In all of the political bickering as a result of this election, we’ve lost sight of something very important, preserving our religious liberty. This is not just an important issue for Latter-day Saints, it is an important issue for all people, regardless if they are people of faith or not.
The First Amendment to the U.S. Constitution states that, “Congress shall make no law respecting an establishment of religion, or prohibiting the free exercise thereof…” This is the first right enumerated in the Bill of Rights. Freedom of religion, coupled with freedom of speech are the two most important rights, we as Americans, have. Sadly, we know, we see, and we are experiencing the loss of these two rights daily. Lawsuits, political correctness, and people and groups with agendas are working overtime to make sure these rights are diminished, or only protected for certain classes of people, and that people of faith are excluded from the public square, and even punished for their faith.
The LDS Church has taken a stand with other faith groups on this issue. Yesterday, a letter was sent to Pres. Barack Obama, Speaker of the House, Paul Ryan and President, Pro Temp of the Senate, Orrin Hatch, as a response to a report issued by the U. S. Commission on Civil Rights. The report stated,
“The phrases ‘religious liberty’ and ‘religious freedom’ will stand for nothing except hypocrisy so long as they remain code words for discrimination, intolerance, racism, sexism, homophobia, Islamophobia, Christian supremacy or any form of intolerance.”
This is a commission, made up of unelected and unaccountable bureaucrats which has the power to influence law and policy in this country.
The response from these faith-based leaders stated,
“We wish to express our deep concern that the Commission has issued a report, Peaceful Coexistence: Reconciling Non-Discrimination Principles with Civil Liberties, that stigmatizes tens of millions of religious Americans, their communities, and their faith-based institutions, and threatens the religious freedom of all our citizens. … [W]e are one in demanding that no American citizen or institution be labeled by their government as bigoted because of their religious views, and dismissed from the political life of our nation for holding those views. And yet that is precisely what the Civil Rights Commission report does.”

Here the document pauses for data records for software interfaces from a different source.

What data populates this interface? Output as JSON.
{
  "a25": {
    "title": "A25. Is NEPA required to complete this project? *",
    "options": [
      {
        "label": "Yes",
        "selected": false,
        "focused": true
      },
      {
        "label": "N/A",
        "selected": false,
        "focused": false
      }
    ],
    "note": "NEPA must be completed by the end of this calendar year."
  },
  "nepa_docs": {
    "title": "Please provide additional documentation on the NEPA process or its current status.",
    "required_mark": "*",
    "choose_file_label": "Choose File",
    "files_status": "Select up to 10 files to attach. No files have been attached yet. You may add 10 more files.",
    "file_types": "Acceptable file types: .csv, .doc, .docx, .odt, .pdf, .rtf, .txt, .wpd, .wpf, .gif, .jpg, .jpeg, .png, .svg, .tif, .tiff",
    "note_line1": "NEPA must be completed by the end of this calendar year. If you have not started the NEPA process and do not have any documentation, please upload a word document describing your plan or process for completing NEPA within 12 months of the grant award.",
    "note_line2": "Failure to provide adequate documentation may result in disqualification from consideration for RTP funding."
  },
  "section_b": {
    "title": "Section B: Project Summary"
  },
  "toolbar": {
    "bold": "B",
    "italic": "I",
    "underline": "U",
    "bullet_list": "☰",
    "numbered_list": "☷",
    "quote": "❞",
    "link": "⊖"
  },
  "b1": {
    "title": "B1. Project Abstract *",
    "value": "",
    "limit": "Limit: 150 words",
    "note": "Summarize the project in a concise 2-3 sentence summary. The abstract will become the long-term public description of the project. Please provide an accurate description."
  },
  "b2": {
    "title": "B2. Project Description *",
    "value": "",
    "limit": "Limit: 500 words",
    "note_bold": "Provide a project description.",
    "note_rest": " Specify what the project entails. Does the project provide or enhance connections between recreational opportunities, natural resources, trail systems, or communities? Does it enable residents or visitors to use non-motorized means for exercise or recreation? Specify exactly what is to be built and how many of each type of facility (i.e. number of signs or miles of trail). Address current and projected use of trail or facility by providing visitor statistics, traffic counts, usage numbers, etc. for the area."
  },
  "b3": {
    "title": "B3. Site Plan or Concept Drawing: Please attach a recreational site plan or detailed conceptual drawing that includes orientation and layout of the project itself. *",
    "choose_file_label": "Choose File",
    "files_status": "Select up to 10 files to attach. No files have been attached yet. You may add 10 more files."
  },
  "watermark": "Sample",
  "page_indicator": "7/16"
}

Read the full text of the letter HERE.
Because of our history, Latter-day Saints understand, more than most groups and churches in this country, the impact of discrimination on people of faith. Religious freedom and by extension freedom of speech, is something that we must fight for, and must be aware of, especially right now. Churches, faith based groups, private and/or religious schools (both secondary and post secondary) have the right to establish their standards, and to maintain those standards – and it is not discrimination. Churches, faith-based groups, and religious schools have the right to exist in the open in this country as well.
As part of the free marketplace of ideas and institutions we can search for groups, schools, and churches that preach what we believe in or agree with. If you want to be part of a church or a group, then abide by their rules, standards. However, it is contrary to the nature of the American people to force these groups to conform to a proscribed set of government issued or politically correct ideals. Because the Latter-day Saints might disagree with this group or that church, does not make the LDS Church bigoted or hateful. It simply means we disagree on issues, and the individual is free to move on in the marketplace of ideas and beliefs.
In this contentious political season, let’s remember what is really at stake here. It’s not one candidate over the other, because candidates come and go. It’s the values and principles upon which our nation is based that matter. As Latter-day Saints we need to search out and join other faith-based groups, churches, and our neighbors, to fight for freedom of religion and freedom of speech. If we do not stand up for these things, they will be taken from us.
For further reading on this issue see these links:
Elder Oaks speaks at Chapman University School of Law